The modern day sisters, seemingly kinder and gentler than their forbears, nonetheless stonewall Philomena and Sixsmith, insisting that all the records from that time were burned in a fire. Philomena, too kind-hearted to believe she is being misled, rejects the journalist’s seething cynicism but both are determined to continue the search. They fly together to the United States and make a life-changing discovery that answers some of Philomena’s questions, though it raises many more.
The incomparable Dench turns in yet another award-winning performance as Philomena. Allowing a character to turn into a cliché is simply not within Dench’s DNA. Here, she avoids the cloying sentimentality that so easily could trap an actress in this challenging role and finds a perfect balance of sadness, determination, and ultimately resolution and forgiveness. She may be in awe of Sixsmith’s smarts and journalistic wiles, but she is not intimidated by his sarcastic ravings about God and the Catholic Church. “You’re a feckin idjit” she finally tells him, fed up with his arguments, unwilling to bend the deeply ingrained religious beliefs that underpin her life.
Evaluating Dench is akin to watching a great athlete do a high dive or land a difficult jump on ice skates.
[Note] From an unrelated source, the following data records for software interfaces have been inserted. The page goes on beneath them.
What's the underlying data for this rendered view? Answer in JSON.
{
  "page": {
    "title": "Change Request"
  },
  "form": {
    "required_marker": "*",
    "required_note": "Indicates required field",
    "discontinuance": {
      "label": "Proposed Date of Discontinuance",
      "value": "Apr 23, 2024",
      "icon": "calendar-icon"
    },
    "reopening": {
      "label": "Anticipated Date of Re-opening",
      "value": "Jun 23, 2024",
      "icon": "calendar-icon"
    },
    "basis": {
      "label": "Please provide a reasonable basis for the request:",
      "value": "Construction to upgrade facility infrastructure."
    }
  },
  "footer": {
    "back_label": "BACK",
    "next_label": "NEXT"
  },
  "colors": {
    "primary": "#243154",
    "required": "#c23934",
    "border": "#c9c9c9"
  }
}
She nails it so often that you half expect a row of judges to hold up cards with nothing but 10’s on them. But what really puts Philomena over the top is Coogan, who not only co-stars but co-wrote the screenplay and is listed as producer. Coogan is a former stand-up comic and impressionist whose talents have made him a star in England but who remains relatively unknown here. He is somewhat familiar because of his minor roles in a series of films such as Night at the Museum and Tropic Thunder. But here’s hoping his turn as Sixsmith vaults him into much deserved stardom on this side of the pond. He has Peter Sellers-level talent and it is shown off in Philomena: he serves as the nimbly perfect foil for his traveling companion. They share a quest, but their motivations are entirely different. What makes the film work so well is that at its cathartic moment, confronting an elderly nun at the convent who played a crucial role in the story’s outcome, both actors stand by their emotional responses. Coogan’s Sixsmith might have been trivialized by being made to experience a transformative moment, but he stubbornly resists, and in him the audience has an ally for its feelings of anger.
You may walk out of the theater infuriated by yet another horror story perpetrated by the Catholic Church. But you will also be deeply moved, admiring Philomena’s remarkable ability, so beautifully portrayed by Dench, to embrace a forgiving God and reach for the lightness and strength of love rather than succumb to the debilitating weight of fury.
Glenn Rifkin is a veteran journalist and author who has covered business for many publications including The New York Times for more than 25 years. Among his books are Radical Marketing and The Ultimate Entrepreneur. His efforts as an arts critic represent a new and exciting direction.